Exercise details ▸
Search the records for lines that contain the word "JSON". Copy them all.

Element data from apps and pages
'''
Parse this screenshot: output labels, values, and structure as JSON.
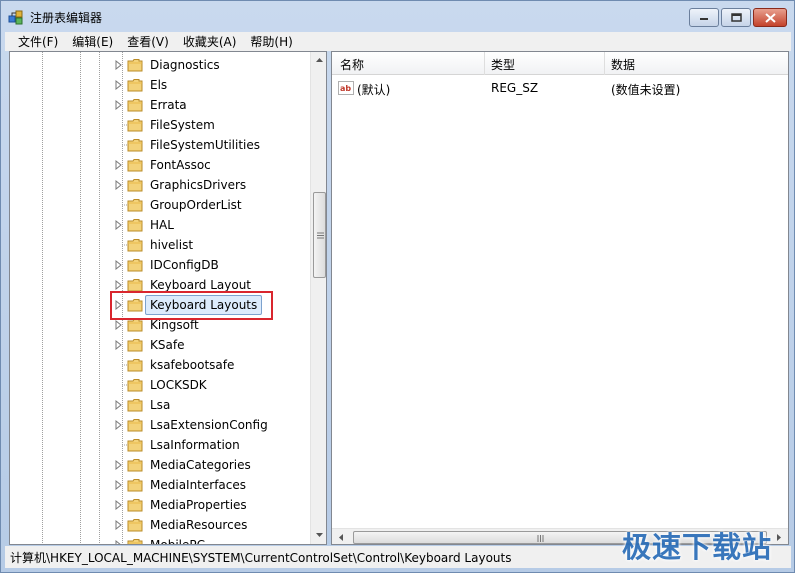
{
  "window": {
    "title": "注册表编辑器"
  },
  "menu": [
    "文件(F)",
    "编辑(E)",
    "查看(V)",
    "收藏夹(A)",
    "帮助(H)"
  ],
  "tree": {
    "items": [
      {
        "label": "Diagnostics",
        "expandable": true
      },
      {
        "label": "Els",
        "expandable": true
      },
      {
        "label": "Errata",
        "expandable": true
      },
      {
        "label": "FileSystem",
        "expandable": false
      },
      {
        "label": "FileSystemUtilities",
        "expandable": false
      },
      {
        "label": "FontAssoc",
        "expandable": true
      },
      {
        "label": "GraphicsDrivers",
        "expandable": true
      },
      {
        "label": "GroupOrderList",
        "expandable": false
      },
      {
        "label": "HAL",
        "expandable": true
      },
      {
        "label": "hivelist",
        "expandable": false
      },
      {
        "label": "IDConfigDB",
        "expandable": true
      },
      {
        "label": "Keyboard Layout",
        "expandable": true
      },
      {
        "label": "Keyboard Layouts",
        "expandable": true,
        "selected": true
      },
      {
        "label": "Kingsoft",
        "expandable": true
      },
      {
        "label": "KSafe",
        "expandable": true
      },
      {
        "label": "ksafebootsafe",
        "expandable": false
      },
      {
        "label": "LOCKSDK",
        "expandable": false
      },
      {
        "label": "Lsa",
        "expandable": true
      },
      {
        "label": "LsaExtensionConfig",
        "expandable": true
      },
      {
        "label": "LsaInformation",
        "expandable": false
      },
      {
        "label": "MediaCategories",
        "expandable": true
      },
      {
        "label": "MediaInterfaces",
        "expandable": true
      },
      {
        "label": "MediaProperties",
        "expandable": true
      },
      {
        "label": "MediaResources",
        "expandable": true
      },
      {
        "label": "MobilePC",
        "expandable": true
      }
    ]
  },
  "list": {
    "columns": [
      "名称",
      "类型",
      "数据"
    ],
    "rows": [
      {
        "name": "(默认)",
        "type": "REG_SZ",
        "data": "(数值未设置)",
        "icon": "string-value-icon"
      }
    ]
  },
  "status": {
    "path": "计算机\\HKEY_LOCAL_MACHINE\\SYSTEM\\CurrentControlSet\\Control\\Keyboard Layouts"
  },
  "watermark": "极速下载站",
  "colors": {
    "highlight_border": "#d9262e",
    "selection_bg": "#dcebfc",
    "watermark": "#2a6db8"
  }
}
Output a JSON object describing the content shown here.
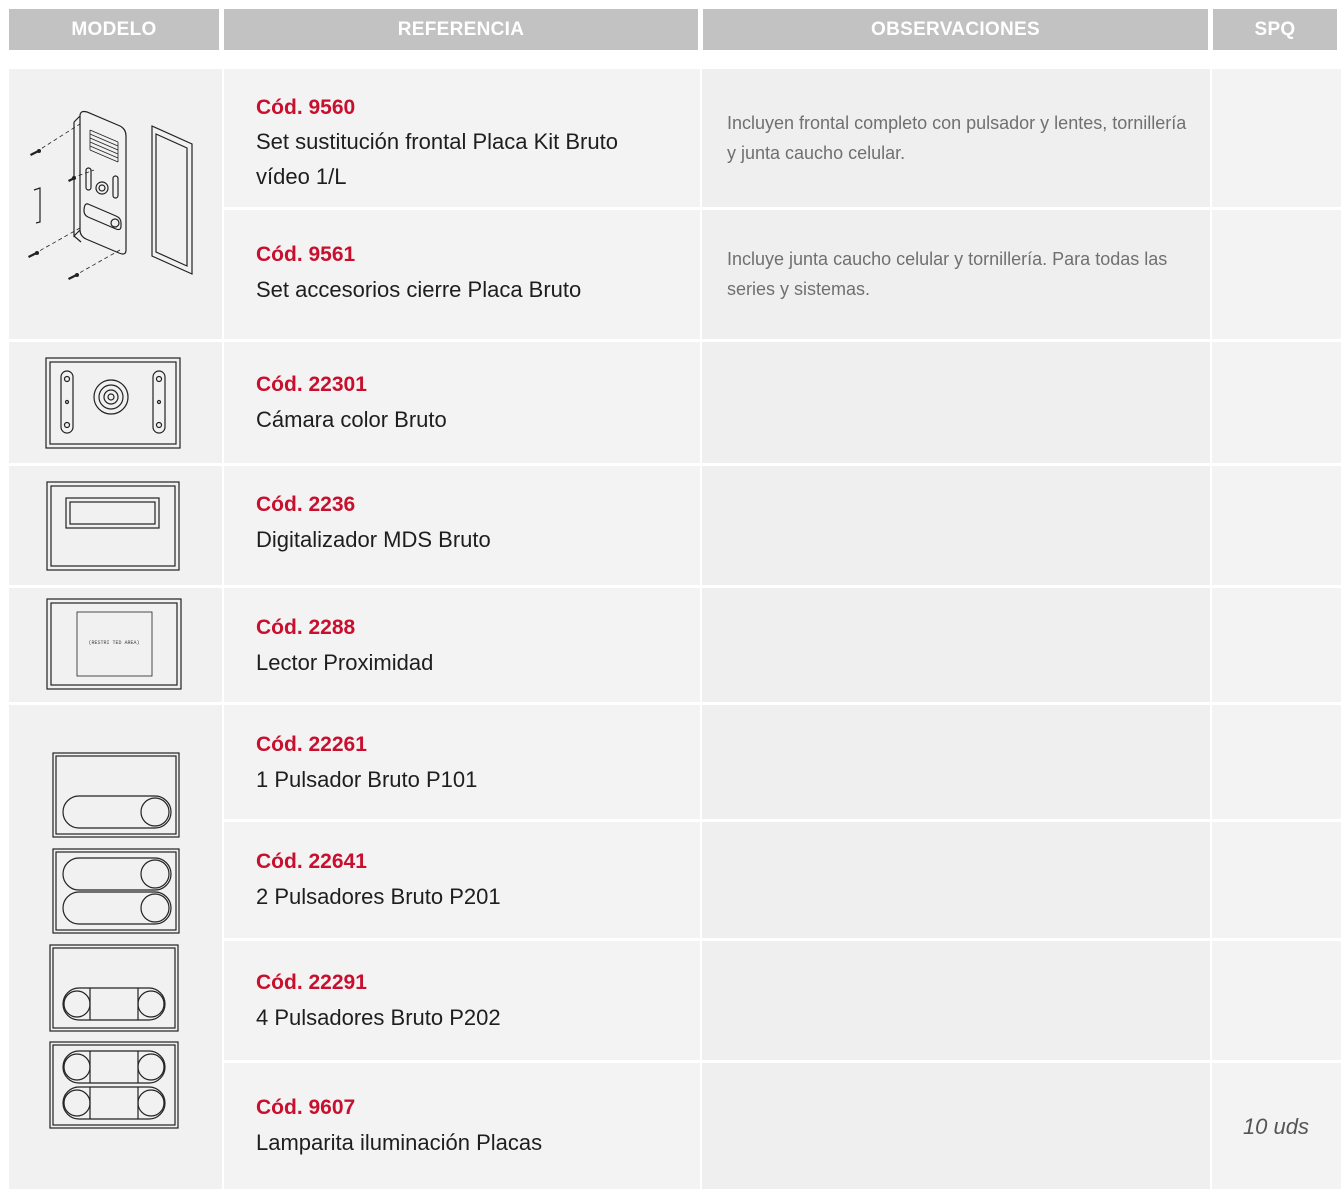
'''
Your response ▸
Parse this screenshot: output labels, values, and structure as JSON.
Output a JSON object describing the content shown here.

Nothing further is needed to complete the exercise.